There's a lot more to fret about than the budget deficit
Whoever wins the looming election will inherit a quite uncertain outlook, in which the economy may well slow further and unemployment rise faster over the next few years.
If so, all the politicians' wrangling over "debt and deficit" will be of little relevance and no help. That's the conclusion I drew from Reserve Bank governor Glenn Stevens' surprisingly sombre speech this week, in which he switched from glass half-full to glass half-empty.
If you didn't get that message, it's probably because it was missed in the financial markets' usual obsession with looking for hints about the next move in interest rates and the media's obsession with searching for criticism of the politicians - real or imagined.
Stevens warned that, in our efforts to get economic growth back to its trend rate of about 3 per cent a year - which is necessary to stop unemployment continuing to worsen - "the challenges ahead are substantial". What's more, those challenges will continue for "the next few years".
His speech explained those challenges. You know the basic problem: ensuring the rest of the economy takes up the slack as the stimulus from the mining investment boom tails off.
The first uncertainty is the future path of mining investment spending, which "rose from an average of about 2 per cent of gross domestic product, where it had spent most of the previous 50 years, to peak at about 8 per cent".
Presumably, that means it could eventually fall by a massive 6 per cent of GDP. But over what period? We don't know.
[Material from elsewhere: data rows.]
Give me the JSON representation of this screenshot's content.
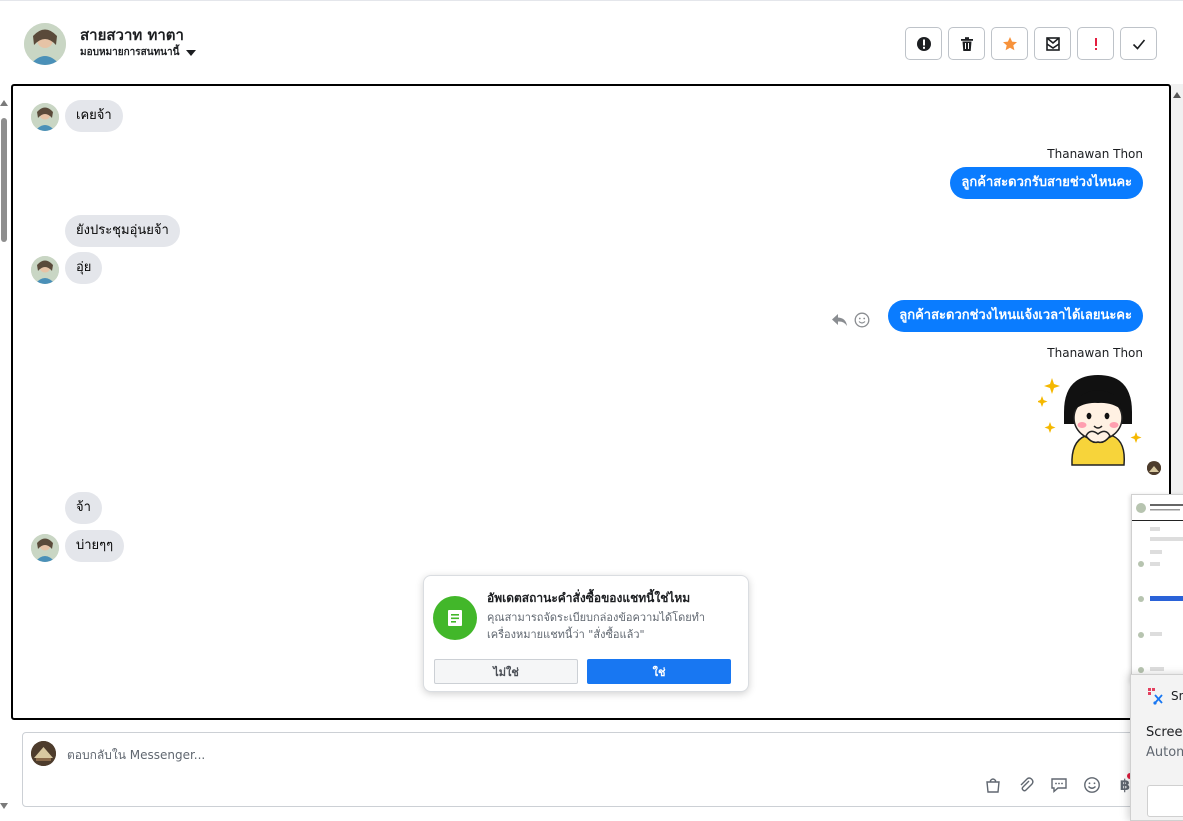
{
  "header": {
    "contact_name": "สายสวาท ทาตา",
    "assign_label": "มอบหมายการสนทนานี้",
    "actions": [
      {
        "name": "spam-button",
        "icon": "exclamation-circle-icon"
      },
      {
        "name": "delete-button",
        "icon": "trash-icon"
      },
      {
        "name": "star-button",
        "icon": "star-icon",
        "color": "#f7923b"
      },
      {
        "name": "mark-unread-button",
        "icon": "envelope-icon"
      },
      {
        "name": "follow-up-button",
        "icon": "exclamation-icon",
        "color": "#e41e3f"
      },
      {
        "name": "mark-done-button",
        "icon": "checkmark-icon"
      }
    ]
  },
  "messages": {
    "m1": "เคยจ้า",
    "sender1": "Thanawan Thon",
    "m2": "ลูกค้าสะดวกรับสายช่วงไหนคะ",
    "m3": "ยังประชุมอุ่นยจ้า",
    "m4": "อุ่ย",
    "m5": "ลูกค้าสะดวกช่วงไหนแจ้งเวลาได้เลยนะคะ",
    "sender2": "Thanawan Thon",
    "m6": "จ้า",
    "m7": "บ่ายๆๆ"
  },
  "popup": {
    "title": "อัพเดตสถานะคำสั่งซื้อของแชทนี้ใช่ไหม",
    "body": "คุณสามารถจัดระเบียบกล่องข้อความได้โดยทำเครื่องหมายแชทนี้ว่า \"สั่งซื้อแล้ว\"",
    "no_label": "ไม่ใช่",
    "yes_label": "ใช่"
  },
  "composer": {
    "placeholder": "ตอบกลับใน Messenger...",
    "currency_symbol": "฿",
    "tools": [
      "shopping-bag-icon",
      "paperclip-icon",
      "saved-reply-icon",
      "emoji-icon",
      "baht-icon"
    ]
  },
  "snip": {
    "title": "Sn",
    "line1": "Screer",
    "line2": "Autom"
  },
  "colors": {
    "outgoing_bubble": "#0a7cff",
    "incoming_bubble": "#e4e6eb",
    "primary_button": "#1877f2",
    "popup_icon": "#42b72a"
  }
}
All Stevens knows is that "that big rise is now over, and a fall is in prospect, with uncertain timing. It could be quite a big fall in due course."
Spending on the construction of new mines and facilities could stay on a plateau for a while, or it could just keep falling. If it plateaus, it makes no contribution to growth; when it falls, it subtracts from growth.
Meanwhile, what have we got going for us on the upside? Stevens advises that, "at this stage, global growth is sub-par". So, not much help from the rest of the world.
The much awaited fall in the dollar has improved the price competitiveness of our trade-exposed industries, which should allow them to produce more. "It would not be a major surprise if a further decline occurred over time," he says, "though, of course, events elsewhere in the world will also have a bearing on that particular price".
In particular, how soon and how far the Aussie falls will be influenced by how much more "quantitative easing" (creation of money) we see in the developed economies, particularly the US.
And then, of course, there's the stimulus to the non-mining economy from the easing in monetary policy. Since late 2011, the Reserve has cut the official interest rate by 2 percentage points to 2.75 per cent (with another click likely on Tuesday).
So monetary policy is "very accommodative," Stevens tells us, "by historical metrics, at least".
Huh? It turns out that, in our present circumstances, low interest rates don't pack the punch they used to, so we're not going to get as much increase in activity as usual.
Why not? Because, Stevens reminds us, we're not just coping with the aftermath of one boom, but two. The other is the end of the "credit boom".
You'd expect unusually low interest rates to encourage increased spending, particularly on those things that are usually bought on credit: consumer durables, homes and (non-mining) business investment.
But Stevens warns that while "some strengthening in consumption from recent rather subdued growth rates is a reasonable expectation ... we should not expect a return to the sorts of growth seen in the 1995 to 2007 period".
Why not? Because that period, in which consumer spending grew much faster than household income, was a product of the housing credit boom that largely preceded the resources boom. Households borrowed heavily to buy homes, thereby pushing up household debt levels and the prices of homes.
Ever-rising house prices (but also rising share prices) left households feeling ever wealthier, encouraging them to reduce their rate of saving and thus to allow their consumption to grow faster than their income.
In the aftermath of the credit boom - when share prices fell a lot and house prices fell a bit - households felt poorer and became more concerned about their high levels of debt. They thus began increasing their saving and trying to reduce their debts.
The household saving rate has now been steady at about 10 per cent of household disposable income for several years, meaning consumer spending has grown (and, as a matter of arithmetic, could only grow) at the same rate as household income.
Some people think the rate of household saving is unusually high and is the product of low consumer confidence, meaning it should fall when consumers cheer up, causing - again as a matter of arithmetic (because income equals consumption plus saving) - consumption to grow faster than income.
But Stevens says consumer confidence is neither weak nor strong and warns that the present saving rate isn't high, it's just back to normal. As well, "it would seem unlikely that we could bank on a resumption of sustained growth in assets [prices]", thus causing rising wealth to lead people to save less.
The household sector's apparent conclusion that its level of debt should go no higher makes it unlikely low interest rates will touch off another housing boom, although this "does not preclude prudent levels of borrowing by new entrants to the housing market, or by investors" (as existing borrowers continue paying down their mortgages).
As for non-mining business investment, its healthy growth is "by no means a certainty" and "looks like it is a while off yet".
Doesn't sound to me like a prospect where the highest priority of whoever wins the election should be getting the budget back to surplus.